Problem: Throughout the records below, find each line holding "JSON" and copy it.

Dataset extract:
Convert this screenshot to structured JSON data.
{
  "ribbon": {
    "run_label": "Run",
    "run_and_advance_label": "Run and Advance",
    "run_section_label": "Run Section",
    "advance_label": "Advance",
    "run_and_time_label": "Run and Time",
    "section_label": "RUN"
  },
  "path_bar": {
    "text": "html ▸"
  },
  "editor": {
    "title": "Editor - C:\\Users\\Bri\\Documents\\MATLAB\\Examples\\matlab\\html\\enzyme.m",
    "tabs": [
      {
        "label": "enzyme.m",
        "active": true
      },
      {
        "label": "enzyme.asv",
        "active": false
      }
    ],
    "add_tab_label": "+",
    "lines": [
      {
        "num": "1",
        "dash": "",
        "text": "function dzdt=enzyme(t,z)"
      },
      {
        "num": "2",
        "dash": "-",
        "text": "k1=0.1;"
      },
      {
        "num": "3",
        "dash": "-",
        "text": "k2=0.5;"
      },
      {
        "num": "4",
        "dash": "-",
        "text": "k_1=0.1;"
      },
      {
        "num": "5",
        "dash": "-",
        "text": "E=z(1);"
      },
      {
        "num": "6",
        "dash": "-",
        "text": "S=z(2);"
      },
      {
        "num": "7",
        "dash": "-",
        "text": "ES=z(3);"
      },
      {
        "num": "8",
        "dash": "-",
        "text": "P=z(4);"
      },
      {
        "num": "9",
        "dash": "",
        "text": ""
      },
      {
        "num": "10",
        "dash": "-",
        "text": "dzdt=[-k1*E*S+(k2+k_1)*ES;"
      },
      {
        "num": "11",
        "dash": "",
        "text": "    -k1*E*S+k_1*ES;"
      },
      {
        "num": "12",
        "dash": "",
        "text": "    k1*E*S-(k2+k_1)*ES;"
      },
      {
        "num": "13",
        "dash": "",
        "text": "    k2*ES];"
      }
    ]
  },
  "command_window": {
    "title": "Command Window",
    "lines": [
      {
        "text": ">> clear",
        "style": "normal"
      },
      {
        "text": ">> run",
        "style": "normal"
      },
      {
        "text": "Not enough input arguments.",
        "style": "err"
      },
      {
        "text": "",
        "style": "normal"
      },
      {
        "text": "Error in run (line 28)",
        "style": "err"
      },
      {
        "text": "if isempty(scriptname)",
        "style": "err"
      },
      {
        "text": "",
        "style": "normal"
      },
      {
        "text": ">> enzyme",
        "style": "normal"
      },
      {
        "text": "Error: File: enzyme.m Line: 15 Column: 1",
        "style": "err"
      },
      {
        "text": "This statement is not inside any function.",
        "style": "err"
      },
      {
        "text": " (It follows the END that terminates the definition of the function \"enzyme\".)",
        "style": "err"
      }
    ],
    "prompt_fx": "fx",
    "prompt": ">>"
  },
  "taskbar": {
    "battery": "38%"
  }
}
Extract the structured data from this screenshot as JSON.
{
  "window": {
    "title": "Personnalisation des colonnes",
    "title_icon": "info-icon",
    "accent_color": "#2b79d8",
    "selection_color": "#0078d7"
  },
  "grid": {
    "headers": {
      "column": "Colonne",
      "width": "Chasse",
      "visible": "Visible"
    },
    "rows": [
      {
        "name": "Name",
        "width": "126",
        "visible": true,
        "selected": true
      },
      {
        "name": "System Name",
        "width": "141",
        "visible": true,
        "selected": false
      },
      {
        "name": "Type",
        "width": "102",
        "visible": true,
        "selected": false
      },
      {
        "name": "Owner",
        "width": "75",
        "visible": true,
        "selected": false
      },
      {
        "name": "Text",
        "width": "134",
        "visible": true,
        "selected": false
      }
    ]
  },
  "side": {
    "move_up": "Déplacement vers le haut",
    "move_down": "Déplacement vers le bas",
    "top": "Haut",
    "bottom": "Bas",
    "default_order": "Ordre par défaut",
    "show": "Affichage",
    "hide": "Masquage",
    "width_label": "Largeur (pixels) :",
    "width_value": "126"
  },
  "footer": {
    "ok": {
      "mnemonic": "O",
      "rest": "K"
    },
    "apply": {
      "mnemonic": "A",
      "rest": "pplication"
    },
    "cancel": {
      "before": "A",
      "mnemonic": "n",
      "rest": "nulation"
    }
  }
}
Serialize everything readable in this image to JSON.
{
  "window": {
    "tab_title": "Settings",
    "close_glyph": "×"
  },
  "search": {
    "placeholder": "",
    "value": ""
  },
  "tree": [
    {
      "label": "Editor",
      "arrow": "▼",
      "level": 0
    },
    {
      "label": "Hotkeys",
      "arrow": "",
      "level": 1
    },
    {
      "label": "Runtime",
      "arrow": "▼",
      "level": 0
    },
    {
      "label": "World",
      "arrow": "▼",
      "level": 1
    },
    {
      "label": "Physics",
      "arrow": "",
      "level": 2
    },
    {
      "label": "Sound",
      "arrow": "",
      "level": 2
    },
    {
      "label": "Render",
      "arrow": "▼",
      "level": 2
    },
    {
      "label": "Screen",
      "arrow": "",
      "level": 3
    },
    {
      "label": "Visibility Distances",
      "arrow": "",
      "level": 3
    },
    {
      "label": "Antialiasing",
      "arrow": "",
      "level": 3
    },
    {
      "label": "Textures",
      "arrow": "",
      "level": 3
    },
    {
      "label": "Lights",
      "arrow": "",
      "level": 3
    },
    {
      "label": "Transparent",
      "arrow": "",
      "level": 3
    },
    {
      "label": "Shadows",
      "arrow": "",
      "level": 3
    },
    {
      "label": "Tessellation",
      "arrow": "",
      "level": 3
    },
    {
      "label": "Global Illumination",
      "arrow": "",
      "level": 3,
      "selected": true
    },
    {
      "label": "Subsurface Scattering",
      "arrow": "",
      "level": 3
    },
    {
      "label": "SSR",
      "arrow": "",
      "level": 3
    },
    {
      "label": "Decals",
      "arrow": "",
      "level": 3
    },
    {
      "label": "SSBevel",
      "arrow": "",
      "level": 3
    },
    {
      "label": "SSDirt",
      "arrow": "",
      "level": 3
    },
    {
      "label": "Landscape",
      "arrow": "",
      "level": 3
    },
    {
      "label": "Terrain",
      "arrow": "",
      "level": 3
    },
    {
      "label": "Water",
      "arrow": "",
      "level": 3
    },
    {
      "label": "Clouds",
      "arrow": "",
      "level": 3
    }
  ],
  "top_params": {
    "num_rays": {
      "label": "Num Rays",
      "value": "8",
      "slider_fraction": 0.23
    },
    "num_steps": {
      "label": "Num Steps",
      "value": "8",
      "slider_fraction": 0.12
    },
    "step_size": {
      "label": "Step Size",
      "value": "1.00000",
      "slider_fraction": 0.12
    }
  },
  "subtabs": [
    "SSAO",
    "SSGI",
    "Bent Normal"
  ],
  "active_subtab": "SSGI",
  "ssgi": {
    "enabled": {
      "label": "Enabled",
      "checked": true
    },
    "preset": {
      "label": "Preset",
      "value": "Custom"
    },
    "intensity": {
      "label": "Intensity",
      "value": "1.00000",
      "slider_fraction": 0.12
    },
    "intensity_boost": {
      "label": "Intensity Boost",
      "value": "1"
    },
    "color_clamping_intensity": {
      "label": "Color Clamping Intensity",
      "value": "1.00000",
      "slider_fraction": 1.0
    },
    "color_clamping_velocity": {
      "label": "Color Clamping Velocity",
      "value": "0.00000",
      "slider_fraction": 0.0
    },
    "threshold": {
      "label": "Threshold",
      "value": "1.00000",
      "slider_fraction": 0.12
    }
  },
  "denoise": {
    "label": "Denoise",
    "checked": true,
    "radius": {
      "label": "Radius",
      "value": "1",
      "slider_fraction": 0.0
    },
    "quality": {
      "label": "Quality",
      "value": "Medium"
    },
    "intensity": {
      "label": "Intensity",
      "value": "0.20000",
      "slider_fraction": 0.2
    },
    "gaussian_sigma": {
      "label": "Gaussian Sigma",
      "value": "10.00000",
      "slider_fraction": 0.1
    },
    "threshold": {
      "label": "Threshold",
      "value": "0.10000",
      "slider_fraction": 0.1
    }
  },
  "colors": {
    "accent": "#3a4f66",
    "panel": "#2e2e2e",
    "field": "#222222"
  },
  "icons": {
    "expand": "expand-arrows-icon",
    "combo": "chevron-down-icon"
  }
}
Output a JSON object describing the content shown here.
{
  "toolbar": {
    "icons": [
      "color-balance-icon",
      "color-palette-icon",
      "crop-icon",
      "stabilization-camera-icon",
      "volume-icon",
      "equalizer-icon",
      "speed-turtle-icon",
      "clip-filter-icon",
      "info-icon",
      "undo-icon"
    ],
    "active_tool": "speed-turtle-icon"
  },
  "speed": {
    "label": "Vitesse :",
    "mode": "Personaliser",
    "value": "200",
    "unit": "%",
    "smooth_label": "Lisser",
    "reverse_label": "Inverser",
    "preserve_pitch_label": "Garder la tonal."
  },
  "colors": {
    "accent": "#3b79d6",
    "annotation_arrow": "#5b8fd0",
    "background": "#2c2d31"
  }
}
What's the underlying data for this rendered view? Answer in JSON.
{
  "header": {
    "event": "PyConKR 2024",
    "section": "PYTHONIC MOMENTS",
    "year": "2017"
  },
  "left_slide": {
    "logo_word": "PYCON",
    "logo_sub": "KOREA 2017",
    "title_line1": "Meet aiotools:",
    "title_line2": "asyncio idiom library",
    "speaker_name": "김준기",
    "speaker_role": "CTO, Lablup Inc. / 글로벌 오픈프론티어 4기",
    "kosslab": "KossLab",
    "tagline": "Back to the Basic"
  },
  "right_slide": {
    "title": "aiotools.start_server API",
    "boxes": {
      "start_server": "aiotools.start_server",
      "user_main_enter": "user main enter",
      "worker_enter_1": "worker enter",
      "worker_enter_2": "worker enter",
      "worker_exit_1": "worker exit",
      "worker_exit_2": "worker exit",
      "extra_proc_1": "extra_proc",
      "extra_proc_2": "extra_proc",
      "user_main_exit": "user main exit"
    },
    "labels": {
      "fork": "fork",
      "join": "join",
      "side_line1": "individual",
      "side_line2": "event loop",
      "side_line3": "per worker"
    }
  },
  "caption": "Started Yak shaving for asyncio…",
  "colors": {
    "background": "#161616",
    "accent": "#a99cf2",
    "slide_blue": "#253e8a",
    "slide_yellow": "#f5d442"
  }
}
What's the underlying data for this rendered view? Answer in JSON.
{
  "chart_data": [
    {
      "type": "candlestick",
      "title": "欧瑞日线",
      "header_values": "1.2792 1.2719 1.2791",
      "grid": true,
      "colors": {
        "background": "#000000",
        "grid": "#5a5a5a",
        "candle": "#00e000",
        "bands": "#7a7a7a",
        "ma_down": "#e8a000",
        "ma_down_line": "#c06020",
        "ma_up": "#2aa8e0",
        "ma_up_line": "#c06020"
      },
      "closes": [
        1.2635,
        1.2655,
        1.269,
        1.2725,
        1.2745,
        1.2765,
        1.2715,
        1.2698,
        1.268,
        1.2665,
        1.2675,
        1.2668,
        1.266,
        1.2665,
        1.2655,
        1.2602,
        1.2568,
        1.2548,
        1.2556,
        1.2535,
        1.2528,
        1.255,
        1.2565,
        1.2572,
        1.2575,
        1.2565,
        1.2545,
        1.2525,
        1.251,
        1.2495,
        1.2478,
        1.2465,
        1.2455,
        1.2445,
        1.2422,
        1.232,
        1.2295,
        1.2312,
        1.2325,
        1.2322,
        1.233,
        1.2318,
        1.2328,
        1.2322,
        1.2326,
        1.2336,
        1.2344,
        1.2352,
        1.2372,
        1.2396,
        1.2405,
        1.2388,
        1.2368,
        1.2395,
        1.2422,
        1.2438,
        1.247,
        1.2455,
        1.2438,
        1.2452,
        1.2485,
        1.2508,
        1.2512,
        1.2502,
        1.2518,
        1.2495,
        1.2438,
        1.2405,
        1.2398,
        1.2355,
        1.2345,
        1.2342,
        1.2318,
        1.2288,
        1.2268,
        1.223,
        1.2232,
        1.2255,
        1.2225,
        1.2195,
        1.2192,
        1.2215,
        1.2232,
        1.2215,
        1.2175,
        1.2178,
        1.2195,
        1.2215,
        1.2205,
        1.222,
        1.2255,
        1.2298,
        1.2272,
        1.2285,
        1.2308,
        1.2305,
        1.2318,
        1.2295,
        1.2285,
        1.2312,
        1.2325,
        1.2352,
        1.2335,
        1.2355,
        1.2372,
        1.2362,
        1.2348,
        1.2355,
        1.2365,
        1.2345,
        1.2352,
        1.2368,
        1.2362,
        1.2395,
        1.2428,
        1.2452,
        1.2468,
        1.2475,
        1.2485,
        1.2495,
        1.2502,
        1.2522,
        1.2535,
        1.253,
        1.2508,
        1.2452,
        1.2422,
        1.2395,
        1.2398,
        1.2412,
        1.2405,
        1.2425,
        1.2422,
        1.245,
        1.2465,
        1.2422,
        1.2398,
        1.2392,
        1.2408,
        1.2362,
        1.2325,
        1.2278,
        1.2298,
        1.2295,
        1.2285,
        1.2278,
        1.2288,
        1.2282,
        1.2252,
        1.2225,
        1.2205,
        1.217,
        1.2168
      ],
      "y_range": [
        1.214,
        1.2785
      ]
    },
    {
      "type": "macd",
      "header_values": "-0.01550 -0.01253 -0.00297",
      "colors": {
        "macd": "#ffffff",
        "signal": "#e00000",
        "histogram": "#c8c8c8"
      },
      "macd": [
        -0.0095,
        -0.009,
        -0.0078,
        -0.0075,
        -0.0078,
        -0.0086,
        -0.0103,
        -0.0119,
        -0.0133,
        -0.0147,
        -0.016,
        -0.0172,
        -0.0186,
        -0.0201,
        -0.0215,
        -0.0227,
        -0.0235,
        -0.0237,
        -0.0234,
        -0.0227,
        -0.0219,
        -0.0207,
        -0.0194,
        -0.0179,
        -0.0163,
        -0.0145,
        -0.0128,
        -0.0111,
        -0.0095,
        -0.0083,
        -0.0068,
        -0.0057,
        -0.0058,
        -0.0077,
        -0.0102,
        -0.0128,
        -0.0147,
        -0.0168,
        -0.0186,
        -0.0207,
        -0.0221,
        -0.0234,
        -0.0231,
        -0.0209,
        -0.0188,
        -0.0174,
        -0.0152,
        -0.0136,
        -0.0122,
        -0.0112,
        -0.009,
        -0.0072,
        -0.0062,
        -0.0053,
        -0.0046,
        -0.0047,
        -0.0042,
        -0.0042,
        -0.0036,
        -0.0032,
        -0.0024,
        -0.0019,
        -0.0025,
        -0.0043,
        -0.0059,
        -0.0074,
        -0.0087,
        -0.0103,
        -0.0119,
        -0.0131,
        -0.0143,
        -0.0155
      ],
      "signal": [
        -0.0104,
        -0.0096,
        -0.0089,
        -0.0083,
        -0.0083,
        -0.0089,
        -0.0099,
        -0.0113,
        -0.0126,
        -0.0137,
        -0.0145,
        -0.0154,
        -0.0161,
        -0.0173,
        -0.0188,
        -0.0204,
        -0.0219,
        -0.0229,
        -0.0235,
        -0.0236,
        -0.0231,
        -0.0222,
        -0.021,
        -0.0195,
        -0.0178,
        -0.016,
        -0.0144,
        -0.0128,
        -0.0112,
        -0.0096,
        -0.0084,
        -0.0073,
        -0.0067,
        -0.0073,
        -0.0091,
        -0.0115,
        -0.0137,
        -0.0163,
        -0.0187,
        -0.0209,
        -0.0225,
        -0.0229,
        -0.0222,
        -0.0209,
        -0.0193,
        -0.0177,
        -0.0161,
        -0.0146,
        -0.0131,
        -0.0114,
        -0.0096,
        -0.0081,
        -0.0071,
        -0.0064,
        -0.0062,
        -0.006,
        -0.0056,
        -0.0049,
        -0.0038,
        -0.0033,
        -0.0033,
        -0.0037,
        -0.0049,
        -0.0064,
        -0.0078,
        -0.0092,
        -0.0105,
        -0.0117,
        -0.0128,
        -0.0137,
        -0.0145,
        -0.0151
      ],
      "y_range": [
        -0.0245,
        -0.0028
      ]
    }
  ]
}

Solution to this exercise:
Convert this screenshot to structured JSON data.
Extract the structured data from this screenshot as JSON.
Serialize everything readable in this image to JSON.
Output a JSON object describing the content shown here.
What's the underlying data for this rendered view? Answer in JSON.
What's the underlying data for this rendered view? Answer in JSON.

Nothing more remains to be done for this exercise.